Before beginning our whole-class Guided Inquiry Design (GID) experience, I shared information about the eight phases of the process. Students also read a chapter from my latest professional book that describes the process in detail. I shared my experience of using the GID with K-12 students and in professional development activities for educators and librarians. I explained the purpose for modeling the process and let students know they would engage in small group inquiry projects later in the course and could also select an inquiry process for a choice project assignment.

Open: Prejudice and Discrimination
The “Open” phase of the GID is designed to stimulate learners’ curiosity, pique their interest, and invite them to join in the inquiry process. Educators often launch this phase by posing a question, problem or dilemma.

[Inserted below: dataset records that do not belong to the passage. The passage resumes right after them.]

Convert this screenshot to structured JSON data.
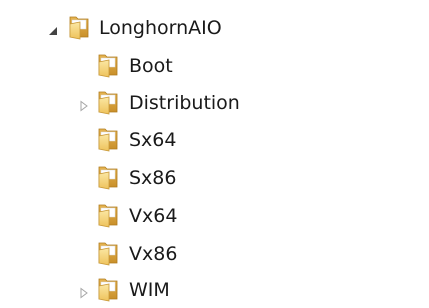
{
  "tree": {
    "root": {
      "label": "LonghornAIO",
      "expanded": true,
      "icon": "folder-icon"
    },
    "children": [
      {
        "label": "Boot",
        "has_children": false,
        "icon": "folder-icon"
      },
      {
        "label": "Distribution",
        "has_children": true,
        "expanded": false,
        "icon": "folder-icon"
      },
      {
        "label": "Sx64",
        "has_children": false,
        "icon": "folder-icon"
      },
      {
        "label": "Sx86",
        "has_children": false,
        "icon": "folder-icon"
      },
      {
        "label": "Vx64",
        "has_children": false,
        "icon": "folder-icon"
      },
      {
        "label": "Vx86",
        "has_children": false,
        "icon": "folder-icon"
      },
      {
        "label": "WIM",
        "has_children": true,
        "expanded": false,
        "icon": "folder-icon"
      }
    ]
  },
  "colors": {
    "folder_back": "#d9a63c",
    "folder_front": "#f6d77c",
    "folder_highlight": "#fbe9a8",
    "expander_expanded": "#444444",
    "expander_collapsed": "#a6a6a6",
    "text": "#1a1a1a"
  }
}
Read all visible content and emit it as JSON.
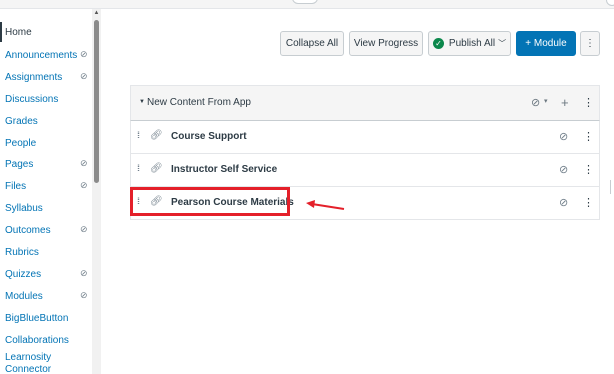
{
  "sidebar": {
    "items": [
      {
        "label": "Home",
        "active": true,
        "hidden": false
      },
      {
        "label": "Announcements",
        "hidden": true
      },
      {
        "label": "Assignments",
        "hidden": true
      },
      {
        "label": "Discussions",
        "hidden": false
      },
      {
        "label": "Grades",
        "hidden": false
      },
      {
        "label": "People",
        "hidden": false
      },
      {
        "label": "Pages",
        "hidden": true
      },
      {
        "label": "Files",
        "hidden": true
      },
      {
        "label": "Syllabus",
        "hidden": false
      },
      {
        "label": "Outcomes",
        "hidden": true
      },
      {
        "label": "Rubrics",
        "hidden": false
      },
      {
        "label": "Quizzes",
        "hidden": true
      },
      {
        "label": "Modules",
        "hidden": true
      },
      {
        "label": "BigBlueButton",
        "hidden": false
      },
      {
        "label": "Collaborations",
        "hidden": false
      },
      {
        "label": "Learnosity Connector",
        "hidden": false
      }
    ],
    "hidden_icon": "eye-slash-icon"
  },
  "toolbar": {
    "collapse_all": "Collapse All",
    "view_progress": "View Progress",
    "publish_all": "Publish All",
    "add_module": "+ Module",
    "more_icon": "kebab-icon"
  },
  "module": {
    "title": "New Content From App",
    "items": [
      {
        "title": "Course Support",
        "highlighted": false
      },
      {
        "title": "Instructor Self Service",
        "highlighted": false
      },
      {
        "title": "Pearson Course Materials",
        "highlighted": true
      }
    ]
  },
  "colors": {
    "link": "#0374b5",
    "primary": "#0374b5",
    "published": "#0b874b",
    "annotation": "#e4202a"
  }
}
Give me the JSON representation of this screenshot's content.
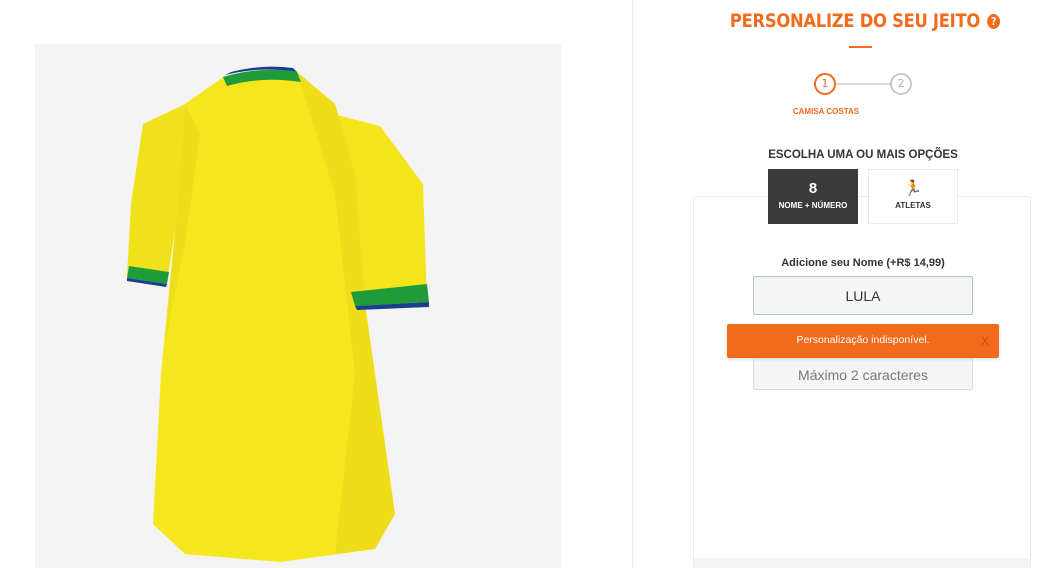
{
  "product": {
    "image_alt": "camisa amarela vista de costas",
    "colors": {
      "shirt": "#f6e61c",
      "collar_green": "#1f9b3a",
      "collar_blue": "#1b3f8f"
    }
  },
  "panel": {
    "title": "PERSONALIZE DO SEU JEITO",
    "help_icon": "?",
    "steps": [
      {
        "number": "1"
      },
      {
        "number": "2"
      }
    ],
    "active_step_label": "CAMISA COSTAS",
    "options_title": "ESCOLHA UMA OU MAIS OPÇÕES",
    "options": [
      {
        "label": "NOME + NÚMERO",
        "icon": "shirt-number-icon",
        "glyph": "8"
      },
      {
        "label": "ATLETAS",
        "icon": "runner-icon",
        "glyph": "🏃"
      }
    ],
    "name_label": "Adicione seu Nome (+R$ 14,99)",
    "name_value": "LULA",
    "number_placeholder": "Máximo 2 caracteres",
    "toast": {
      "message": "Personalização indisponível.",
      "close": "X"
    },
    "accent_color": "#f26a1b"
  }
}
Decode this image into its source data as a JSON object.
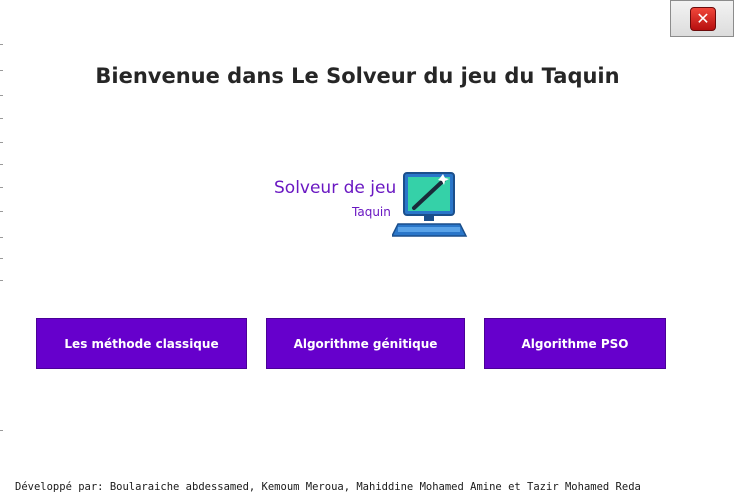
{
  "window": {
    "title": "Bienvenue dans Le Solveur du jeu du Taquin",
    "close_icon": "close-icon"
  },
  "logo": {
    "line1": "Solveur de jeu",
    "line2": "Taquin",
    "icon": "computer-monitor-icon"
  },
  "buttons": [
    {
      "label": "Les méthode classique"
    },
    {
      "label": "Algorithme génitique"
    },
    {
      "label": "Algorithme PSO"
    }
  ],
  "footer": {
    "credits": "Développé par: Boularaiche abdessamed, Kemoum Meroua, Mahiddine Mohamed Amine et Tazir Mohamed Reda"
  },
  "colors": {
    "accent": "#6600cc",
    "logo_text": "#6a18c2",
    "close_red": "#d9261c"
  }
}
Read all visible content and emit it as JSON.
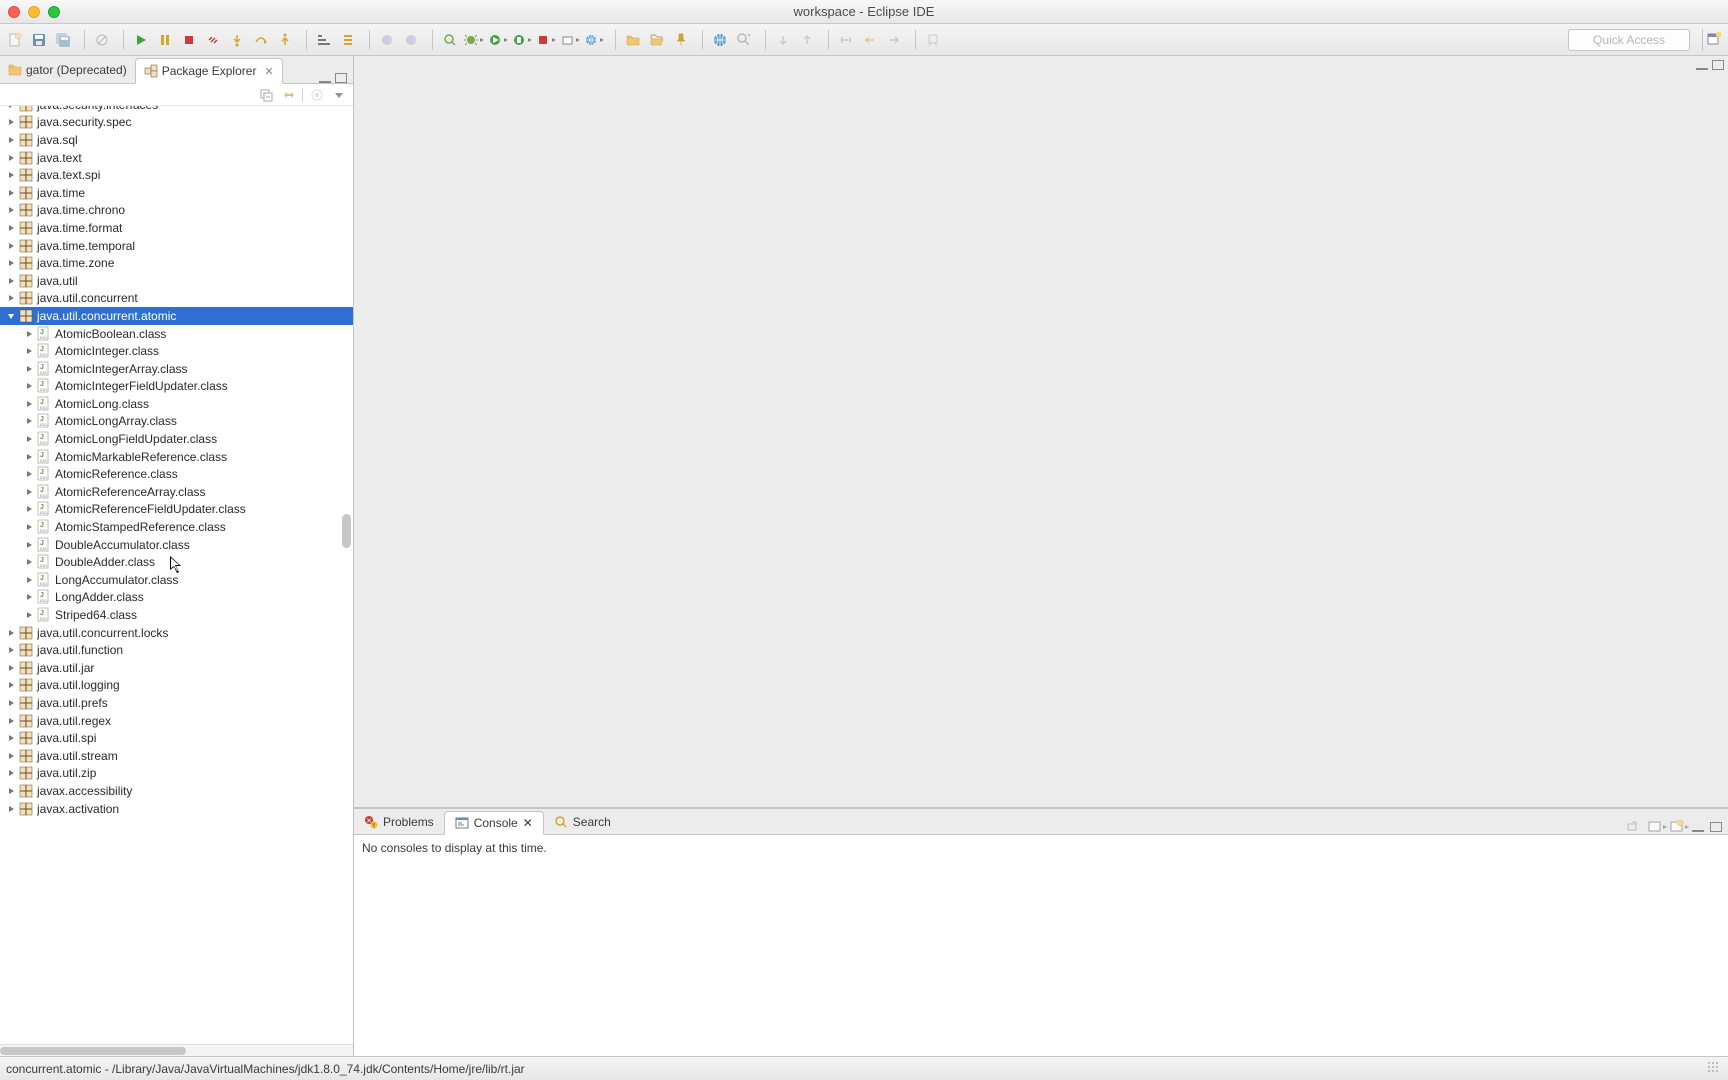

The Open phase may begin with a read aloud, a selection of media or a short text that hones in on the inquiry topic or theme. The overarching or essential question for the inquiry can also serve as a prompt for connecting learners to the topic and opening and engaging their minds.

I launched our inquiry into prejudice and discrimination by sharing a photo montage of global current events images and brief print from newspaper and website headlines focused on children and teens who currently experience prejudice and discrimination. My goal was to focus students’ thinking on how global prejudice and discrimination impact today’s youth.

Opening slide of Judi Moreillon's presentation Prejudice and Discrimination in the News, link below image
Slideshare Link: https://www.slideshare.net/jmoreillon/prejudice-and-discrimination-in-the-news Continue reading

Authors' Corner

Authors’ Corner: Susan Kuklin

By Lacey Nehls, University of Arizona

Susan KuklinPhotojournalist and award-winning author and photographer Susan Kuklin builds quite the rapport with her audience. As a nonfiction author and photographer of books that feature sociocultural issues, Kuklin breaks waves by using real people and real stories. Her newest book, We Are Here to Stay, follows the tremendous journey of nine inspiring young adults who live in the United States undocumented. We Are Here to Stay was originally set for publication in 2017, but the repeal of DACA made it no longer safe to feature these individuals by images or names. Accordingly their identifying information is withheld. Continue reading